Groundhogs will also dig their burrows strategically, usually with a main entrance, a spy hole, and a hidden exit. The main entrance is the most visible one, often surrounded by a mound of excavated dirt. The spy hole is a smaller opening that allows the groundhog to observe its surroundings while remaining hidden.
Finally, the hidden exit is an inconspicuous and lesser-known escape route, offering an additional layer of safety in case of predator threats.
These features of groundhog burrows demonstrate not only their adaptability to various habitats but also their ingenuity in creating dwellings that cater to their unique needs and behaviors.
Groundhogs and Human Interaction
Groundhogs are ground-dwelling rodents commonly found across North America. They are known for their adaptable nature and burrowing habits, allowing them to coexist with humans in various types of habitats, including urban and rural areas.

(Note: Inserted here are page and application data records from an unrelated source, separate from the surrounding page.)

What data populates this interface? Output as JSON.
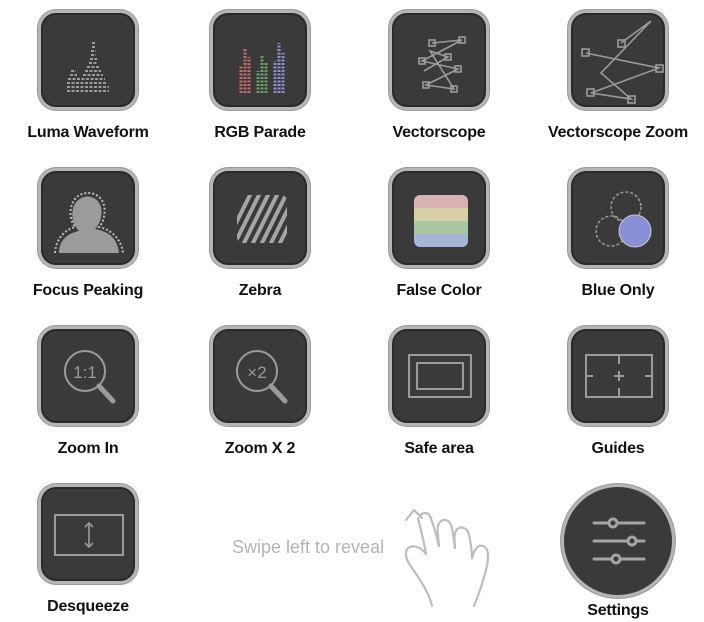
{
  "tools": [
    {
      "label": "Luma Waveform",
      "icon": "luma-waveform-icon"
    },
    {
      "label": "RGB Parade",
      "icon": "rgb-parade-icon"
    },
    {
      "label": "Vectorscope",
      "icon": "vectorscope-icon"
    },
    {
      "label": "Vectorscope Zoom",
      "icon": "vectorscope-zoom-icon"
    },
    {
      "label": "Focus Peaking",
      "icon": "focus-peaking-icon"
    },
    {
      "label": "Zebra",
      "icon": "zebra-icon"
    },
    {
      "label": "False Color",
      "icon": "false-color-icon"
    },
    {
      "label": "Blue Only",
      "icon": "blue-only-icon"
    },
    {
      "label": "Zoom In",
      "icon": "zoom-in-icon",
      "glyph": "1:1"
    },
    {
      "label": "Zoom X 2",
      "icon": "zoom-x2-icon",
      "glyph": "×2"
    },
    {
      "label": "Safe area",
      "icon": "safe-area-icon"
    },
    {
      "label": "Guides",
      "icon": "guides-icon"
    },
    {
      "label": "Desqueeze",
      "icon": "desqueeze-icon"
    }
  ],
  "settings": {
    "label": "Settings",
    "icon": "sliders-icon"
  },
  "hint": {
    "text": "Swipe left to reveal",
    "icon": "swipe-hand-icon"
  },
  "colors": {
    "button_bg": "#3a3a3a",
    "button_border": "#b5b5b5",
    "icon_stroke": "#9b9b9b",
    "red": "#c56a6a",
    "green": "#6aa36a",
    "blue": "#8a90d6",
    "false_color_bands": [
      "#d9b2b4",
      "#d8d0a5",
      "#a9c7a1",
      "#a6b5d6"
    ]
  }
}
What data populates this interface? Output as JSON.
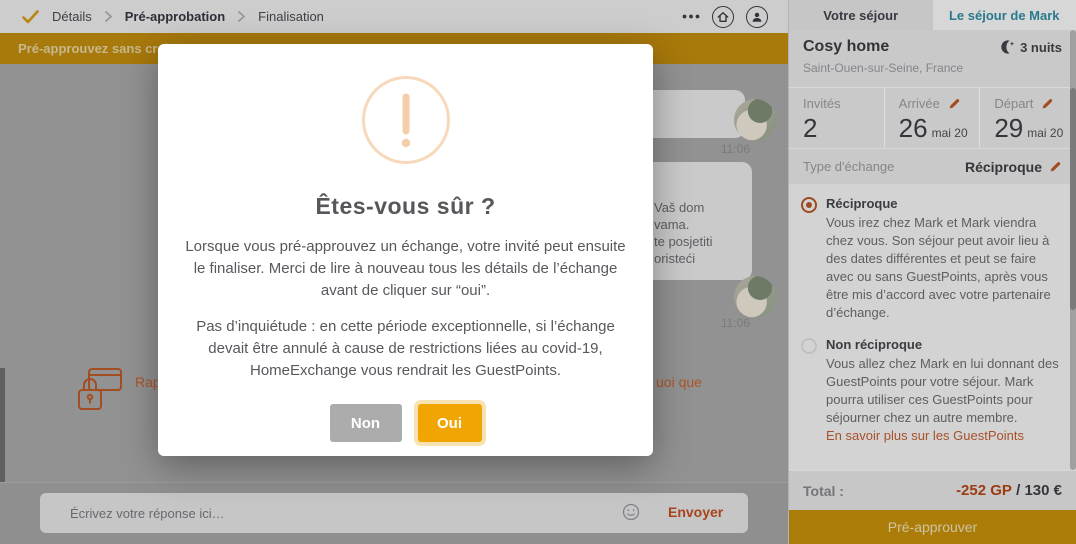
{
  "colors": {
    "brand_gold": "#f1a503",
    "banner_gold_dimmed": "#a8790b",
    "accent_orange_link": "#a8512a",
    "active_tab_teal": "#2a7a8e",
    "guestpoints_negative": "#9c3c12"
  },
  "breadcrumb": {
    "steps": [
      "Détails",
      "Pré-approbation",
      "Finalisation"
    ],
    "active_step": "Pré-approbation"
  },
  "banner": {
    "visible_text": "Pré-approuvez sans crain"
  },
  "chat": {
    "messages": [
      {
        "time": "11:06"
      },
      {
        "time": "11:06",
        "visible_lines": [
          "Vaš dom",
          "vama.",
          "te posjetiti",
          "oristeći"
        ]
      }
    ],
    "payment_note": {
      "left_fragment": "Rap",
      "right_fragment": "uoi que"
    }
  },
  "composer": {
    "placeholder": "Écrivez votre réponse ici…",
    "send_label": "Envoyer"
  },
  "modal": {
    "title": "Êtes-vous sûr ?",
    "paragraph_1": "Lorsque vous pré-approuvez un échange, votre invité peut ensuite le finaliser. Merci de lire à nouveau tous les détails de l’échange avant de cliquer sur “oui”.",
    "paragraph_2": "Pas d’inquiétude : en cette période exceptionnelle, si l’échange devait être annulé à cause de restrictions liées au covid-19, HomeExchange vous rendrait les GuestPoints.",
    "no_label": "Non",
    "yes_label": "Oui"
  },
  "sidebar": {
    "tabs": [
      {
        "label": "Votre séjour",
        "active": false
      },
      {
        "label": "Le séjour de Mark",
        "active": true
      }
    ],
    "home": {
      "title": "Cosy home",
      "nights": "3 nuits",
      "location": "Saint-Ouen-sur-Seine, France"
    },
    "details": {
      "guests_label": "Invités",
      "guests_value": "2",
      "arrival_label": "Arrivée",
      "arrival_day": "26",
      "arrival_month": "mai 20",
      "departure_label": "Départ",
      "departure_day": "29",
      "departure_month": "mai 20"
    },
    "exchange_type": {
      "label": "Type d'échange",
      "value": "Réciproque"
    },
    "options": [
      {
        "title": "Réciproque",
        "selected": true,
        "description": "Vous irez chez Mark et Mark viendra chez vous. Son séjour peut avoir lieu à des dates différentes et peut se faire avec ou sans GuestPoints, après vous être mis d’accord avec votre partenaire d’échange."
      },
      {
        "title": "Non réciproque",
        "selected": false,
        "description": "Vous allez chez Mark en lui donnant des GuestPoints pour votre séjour. Mark pourra utiliser ces GuestPoints pour séjourner chez un autre membre.",
        "link_label": "En savoir plus sur les GuestPoints"
      }
    ],
    "total": {
      "label": "Total :",
      "guestpoints": "-252 GP",
      "separator": " / ",
      "euros": "130 €"
    },
    "cta_label": "Pré-approuver"
  }
}
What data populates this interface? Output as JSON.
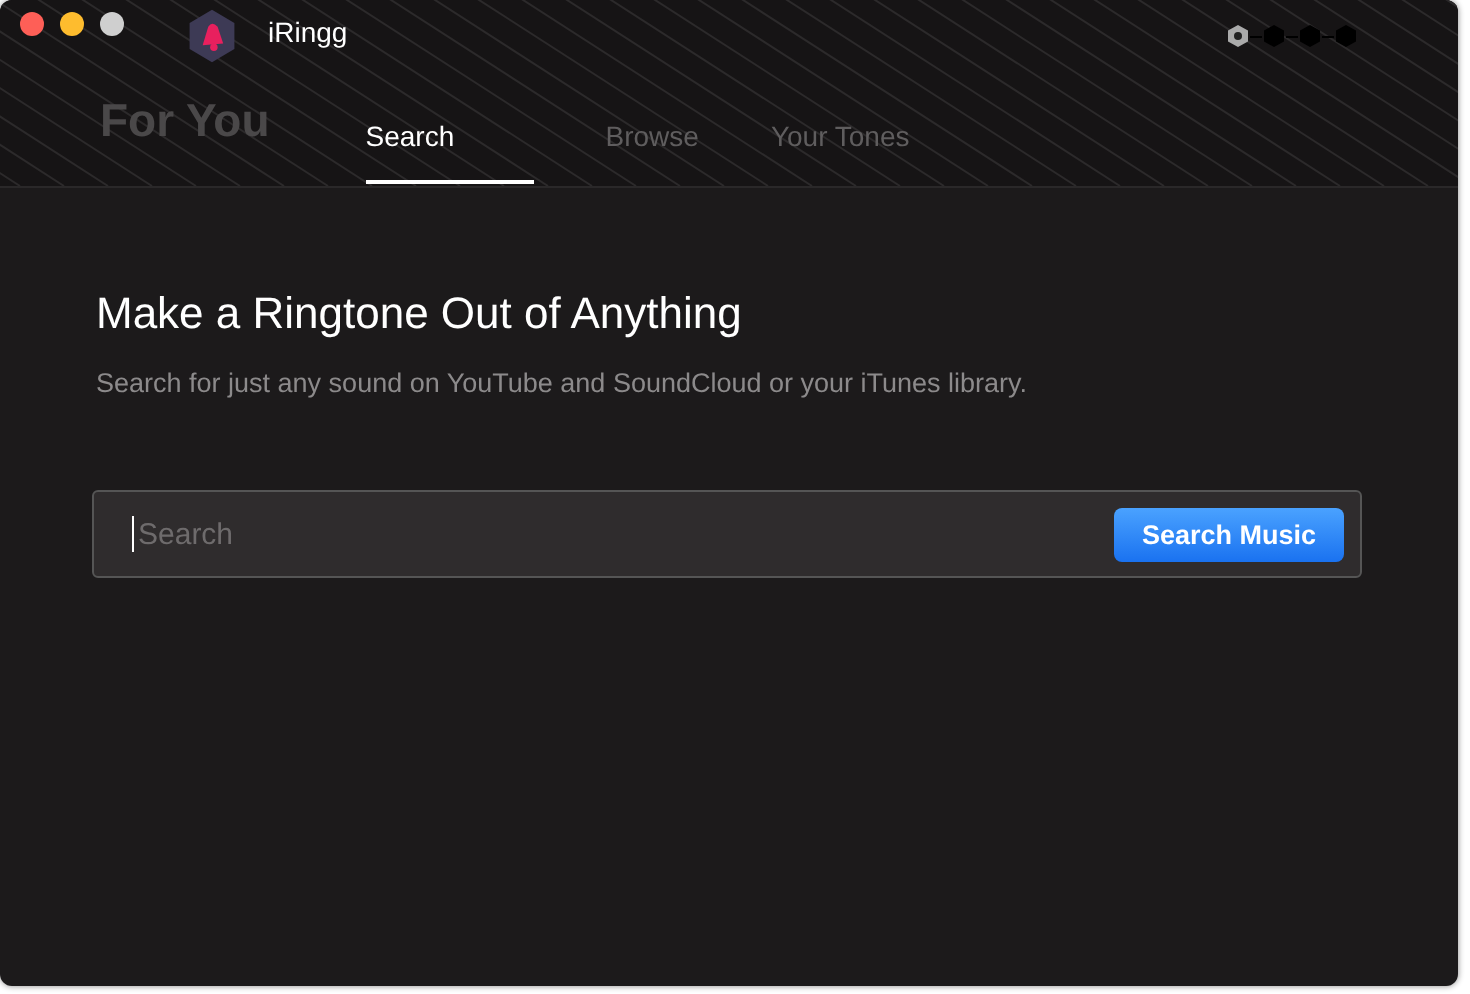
{
  "window": {
    "title": "iRingg"
  },
  "steps": [
    {
      "selected": true
    },
    {
      "selected": false
    },
    {
      "selected": false
    },
    {
      "selected": false
    }
  ],
  "tabs": [
    {
      "label": "For You",
      "kind": "heading",
      "selected": false
    },
    {
      "label": "Search",
      "kind": "tab",
      "selected": true
    },
    {
      "label": "Browse",
      "kind": "tab",
      "selected": false
    },
    {
      "label": "Your Tones",
      "kind": "tab",
      "selected": false
    }
  ],
  "heading": "Make a Ringtone Out of Anything",
  "subtitle": "Search for just any sound on YouTube and SoundCloud or your iTunes library.",
  "search": {
    "placeholder": "Search",
    "button": "Search Music"
  }
}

In urban environments, groundhogs often adapt to living near human settlements, finding food scraps and burrowing under structures like sheds or decks. Their presence can sometimes be viewed as a nuisance by homeowners due to the damage they can cause to gardens and property.
However, groundhogs also serve as a source of fascination and curiosity for many people. Their burrowing behavior can provide valuable information about the soil and vegetation in a given area, and their interactions with other wildlife can offer insight into ecosystem dynamics.
Groundhogs are generally not aggressive toward humans, but they can become defensive if they feel threatened. To minimize negative encounters with groundhogs, it is important for people to give them space and avoid approaching their dens.
In some habitats, pets such as leashed dogs may pose a perceived threat to groundhogs. As a result, they might alter their movements and spatial distribution in response to the presence of humans and their pets. Awareness of this behavior among pet owners can help reduce pressure on local groundhog populations.
In summary, groundhogs and humans share the landscape in various ways. By respecting their space and understanding their behavior, we can ensure a peaceful coexistence between these fascinating creatures and our communities.
Conservation Status of Groundhogs
Groundhogs are widely distributed across North America, especially in the middle and eastern regions of the United States. They can be found in a variety of habitats, such as meadows, pastures, forest edges, and even urban areas.
Despite their widespread presence, groundhogs are not considered to be an endangered or threatened species. This is due to their adaptability to various environments and ability to thrive in human-influenced landscapes. However, this does not mean that groundhogs are safe from all threats. Some of these threats might include habitat loss, urbanization, and conflicts with humans due to their burrowing habits.
Groundhogs play an essential role in ecosystems by aerating the soil through their burrowing activities, which contributes to the overall health of the environment. Additionally, they serve as a prey item for numerous predators, such as hawks, foxes, and coyotes, indicating their importance within food chains.
Conservation efforts for groundhogs mainly focus on managing their populations, as they can sometimes be considered a nuisance due to their propensity to dig burrows that can cause property damage and pose safety risks to humans. However, it is crucial for these efforts to be balanced, ensuring that groundhog populations remain stable without causing significant harm to their habitats and other local wildlife.
In summary, groundhogs are an abundant and adaptable species that are not currently at risk of endangerment. This resilience is attributed to their ability to adapt to various habitats and thrive in human-influenced environments. Nonetheless, maintaining a balance between groundhog populations and habitat preservation is essential to ensure their continued stability and contribution to ecosystems.